- Fridges, Mattresses – certain items (unless they can be reused) cost more to dispose of than ‘normal’ waste because of what they are made of and as a result how difficult it is to recycle them. The most common special items are fridges and mattresses . As a result, collectors will normally require a premium to collect these. As a rough guide, add £10-£15 per fridge or mattress to whatever price you would have offered if your junk did not include any of these special items.
- Metal and Resalable Junk – if your waste includes material that has resale value, then feel free to offer a collection price that reflects this. A reasonable amount of metal (in particular copper and brass) will have scrap value. So, highlighting this clearly in your listing description / additional info and making sure it can be seen in your photos, will likely allow you to offer a price towards the lower end of the price estimate. Equally, reusable items (like a nice bike or sofa) in good condition and working order may also impact price.
- Urgency – if you need a collection done fast, offering a price at the high end of the price estimate should lead to a faster match. On the other hand, if you’re in no rush, it's fine to offer a low price and waiti to see if any collectors are interested.
- Time slot and day of week – your chosen collection time can significantly impact the price required. If you select a ‘normal’ time slot (eg. weekday between 09:00 – 16:00), there should be plenty of collectors operating and available to accept your job, so no premium will be required. However, if you choose a very unsociable time (eg. Sunday 03:00 – 05:00), you will probably have to pay the top end of or even above the estimated price range to get them out of bed! Equally, if you choose a time likely to be very popular with lots of other customers (eg. 07:00 – 09:00 on Friday or mid-morning on Saturday), prices may be higher because most collectors are already busy at these times and so available collector capacity will be low.
- Access & Location – easy access and easy location normally mean lower prices because the job takes less time to load. Difficult locations and access mean more time spent on site which increases a collector’s cost, which in turn means they will want prices nearer the higher end of the price range.
- Solo lift – classifying your job as a Solo Lift means it can be undertaken by just one person which, subject to any other factors, means it costs less to do and therefore you can price it towards the low end of the range. Some collectors only operate as one-man teams, so ‘solo lift jobs’ can be done by a wider pool of collectors which also increases supply and therefore lowers prices.
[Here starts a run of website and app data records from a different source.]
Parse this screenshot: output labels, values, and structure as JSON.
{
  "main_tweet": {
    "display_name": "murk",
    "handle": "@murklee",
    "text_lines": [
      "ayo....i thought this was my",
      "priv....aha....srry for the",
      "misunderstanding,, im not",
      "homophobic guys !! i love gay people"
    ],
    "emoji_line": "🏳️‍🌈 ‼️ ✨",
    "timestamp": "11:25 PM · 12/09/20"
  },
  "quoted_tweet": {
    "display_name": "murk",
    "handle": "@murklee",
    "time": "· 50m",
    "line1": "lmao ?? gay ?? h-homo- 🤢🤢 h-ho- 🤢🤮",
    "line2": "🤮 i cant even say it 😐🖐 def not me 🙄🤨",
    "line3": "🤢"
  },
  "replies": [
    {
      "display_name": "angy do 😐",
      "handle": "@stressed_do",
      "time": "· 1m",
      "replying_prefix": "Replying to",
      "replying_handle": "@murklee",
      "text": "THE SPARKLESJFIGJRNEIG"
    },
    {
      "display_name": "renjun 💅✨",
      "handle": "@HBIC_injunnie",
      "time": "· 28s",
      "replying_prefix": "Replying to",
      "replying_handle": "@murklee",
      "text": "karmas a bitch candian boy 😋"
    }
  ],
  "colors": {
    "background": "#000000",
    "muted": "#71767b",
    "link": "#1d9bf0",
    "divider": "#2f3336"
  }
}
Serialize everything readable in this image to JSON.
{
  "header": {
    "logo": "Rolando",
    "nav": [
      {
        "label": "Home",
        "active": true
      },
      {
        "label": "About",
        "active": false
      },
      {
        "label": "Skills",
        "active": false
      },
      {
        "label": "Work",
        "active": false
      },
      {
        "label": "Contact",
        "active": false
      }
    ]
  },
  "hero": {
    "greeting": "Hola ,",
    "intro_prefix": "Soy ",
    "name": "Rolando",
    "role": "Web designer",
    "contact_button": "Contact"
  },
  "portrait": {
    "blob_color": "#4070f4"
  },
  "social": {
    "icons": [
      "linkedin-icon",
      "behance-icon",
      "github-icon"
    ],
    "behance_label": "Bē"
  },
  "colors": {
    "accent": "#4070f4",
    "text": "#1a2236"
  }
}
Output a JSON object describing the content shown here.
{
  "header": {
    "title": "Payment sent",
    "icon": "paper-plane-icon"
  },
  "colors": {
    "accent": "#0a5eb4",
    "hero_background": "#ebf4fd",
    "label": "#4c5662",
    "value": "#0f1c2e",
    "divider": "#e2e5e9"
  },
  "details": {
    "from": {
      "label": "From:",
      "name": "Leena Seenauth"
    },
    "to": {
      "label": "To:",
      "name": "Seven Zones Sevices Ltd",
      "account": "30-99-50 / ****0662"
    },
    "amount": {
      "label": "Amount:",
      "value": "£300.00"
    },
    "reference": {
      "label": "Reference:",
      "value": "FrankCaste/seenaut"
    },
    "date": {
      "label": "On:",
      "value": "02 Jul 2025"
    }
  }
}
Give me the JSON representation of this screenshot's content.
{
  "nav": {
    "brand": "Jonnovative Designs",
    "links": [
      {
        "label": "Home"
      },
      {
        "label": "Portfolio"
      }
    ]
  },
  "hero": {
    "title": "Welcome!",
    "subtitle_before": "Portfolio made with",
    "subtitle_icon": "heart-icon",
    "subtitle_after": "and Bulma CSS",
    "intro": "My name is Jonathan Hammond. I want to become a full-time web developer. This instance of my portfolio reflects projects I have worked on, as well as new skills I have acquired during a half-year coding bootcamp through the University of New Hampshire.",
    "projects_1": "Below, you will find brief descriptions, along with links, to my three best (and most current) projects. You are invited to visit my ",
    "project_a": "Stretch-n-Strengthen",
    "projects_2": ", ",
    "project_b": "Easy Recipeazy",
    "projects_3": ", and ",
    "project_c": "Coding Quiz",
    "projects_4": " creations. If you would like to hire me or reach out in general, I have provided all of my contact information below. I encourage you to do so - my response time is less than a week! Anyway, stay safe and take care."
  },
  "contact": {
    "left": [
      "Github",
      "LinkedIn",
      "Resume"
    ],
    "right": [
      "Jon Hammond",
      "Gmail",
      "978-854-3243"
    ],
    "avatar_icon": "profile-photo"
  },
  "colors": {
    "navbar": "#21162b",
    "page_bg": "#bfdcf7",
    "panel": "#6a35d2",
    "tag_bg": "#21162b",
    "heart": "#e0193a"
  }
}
PS. Last but not least, please try to be as honest and accurate as possible when creating listings. It’s natural to be optimistic when deciding how much you should pay for a service, but wishing your job is small, light and easy doesn’t actually make it so. Creating a listing that doesn’t reflect reality will just end up wasting both your own time and that of the collector.
You may also be interested in these post: